[Task instructions] Go through the data below. Pull out every line that has the word "Impostazioni".

Records shown START

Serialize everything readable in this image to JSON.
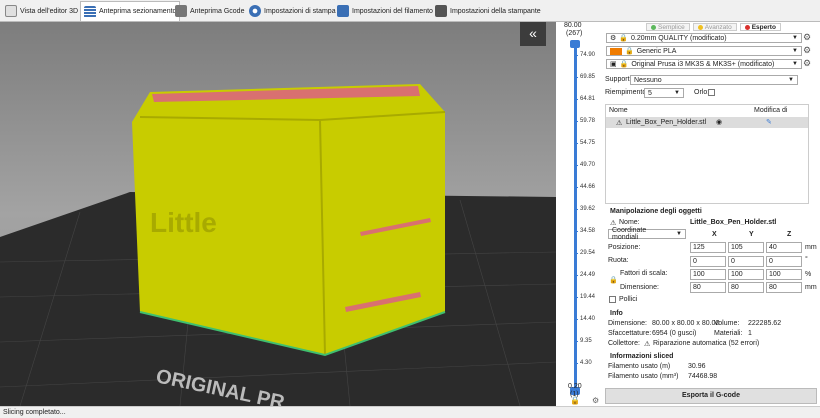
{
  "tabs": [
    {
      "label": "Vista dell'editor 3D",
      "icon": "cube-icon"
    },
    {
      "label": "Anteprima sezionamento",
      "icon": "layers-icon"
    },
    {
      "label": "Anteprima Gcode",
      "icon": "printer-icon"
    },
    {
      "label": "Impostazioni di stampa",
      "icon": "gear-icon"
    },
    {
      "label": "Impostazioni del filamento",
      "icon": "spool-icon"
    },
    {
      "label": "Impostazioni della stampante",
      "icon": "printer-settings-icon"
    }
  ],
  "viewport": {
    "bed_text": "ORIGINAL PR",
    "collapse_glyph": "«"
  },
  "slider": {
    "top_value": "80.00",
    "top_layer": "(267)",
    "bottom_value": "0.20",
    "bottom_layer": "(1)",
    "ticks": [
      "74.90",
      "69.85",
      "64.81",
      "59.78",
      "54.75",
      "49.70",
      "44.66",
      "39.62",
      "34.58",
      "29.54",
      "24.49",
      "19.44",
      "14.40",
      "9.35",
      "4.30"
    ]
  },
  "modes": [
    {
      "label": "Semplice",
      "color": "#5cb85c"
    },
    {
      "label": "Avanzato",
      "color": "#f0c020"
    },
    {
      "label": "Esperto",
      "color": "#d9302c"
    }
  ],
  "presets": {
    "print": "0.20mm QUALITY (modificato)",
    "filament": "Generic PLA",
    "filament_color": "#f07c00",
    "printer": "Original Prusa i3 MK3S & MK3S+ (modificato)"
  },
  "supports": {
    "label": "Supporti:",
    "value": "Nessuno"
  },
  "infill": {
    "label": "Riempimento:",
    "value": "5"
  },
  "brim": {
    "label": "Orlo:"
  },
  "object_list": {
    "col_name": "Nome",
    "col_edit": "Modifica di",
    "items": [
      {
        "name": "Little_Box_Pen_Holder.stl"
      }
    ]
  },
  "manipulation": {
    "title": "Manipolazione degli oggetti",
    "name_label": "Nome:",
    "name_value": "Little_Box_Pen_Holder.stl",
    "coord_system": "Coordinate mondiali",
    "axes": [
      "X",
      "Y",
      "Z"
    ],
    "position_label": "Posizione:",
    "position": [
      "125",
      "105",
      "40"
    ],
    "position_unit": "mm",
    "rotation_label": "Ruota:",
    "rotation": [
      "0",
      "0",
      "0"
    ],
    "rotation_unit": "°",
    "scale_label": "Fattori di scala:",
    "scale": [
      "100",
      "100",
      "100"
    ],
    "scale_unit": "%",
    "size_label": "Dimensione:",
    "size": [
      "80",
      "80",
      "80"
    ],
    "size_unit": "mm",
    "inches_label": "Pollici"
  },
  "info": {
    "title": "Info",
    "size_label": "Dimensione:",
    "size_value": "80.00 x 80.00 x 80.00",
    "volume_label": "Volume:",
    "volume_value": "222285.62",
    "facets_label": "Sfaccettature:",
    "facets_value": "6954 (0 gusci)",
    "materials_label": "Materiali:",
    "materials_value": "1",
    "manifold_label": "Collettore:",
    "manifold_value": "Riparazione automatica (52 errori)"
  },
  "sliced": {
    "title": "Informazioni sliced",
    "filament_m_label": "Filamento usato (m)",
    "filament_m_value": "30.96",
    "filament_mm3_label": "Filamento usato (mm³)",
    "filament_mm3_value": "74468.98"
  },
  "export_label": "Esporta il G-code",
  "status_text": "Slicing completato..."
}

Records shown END

[Final answer]
      "label": "Impostazioni di stampa",
      "label": "Impostazioni del filamento",
      "label": "Impostazioni della stampante",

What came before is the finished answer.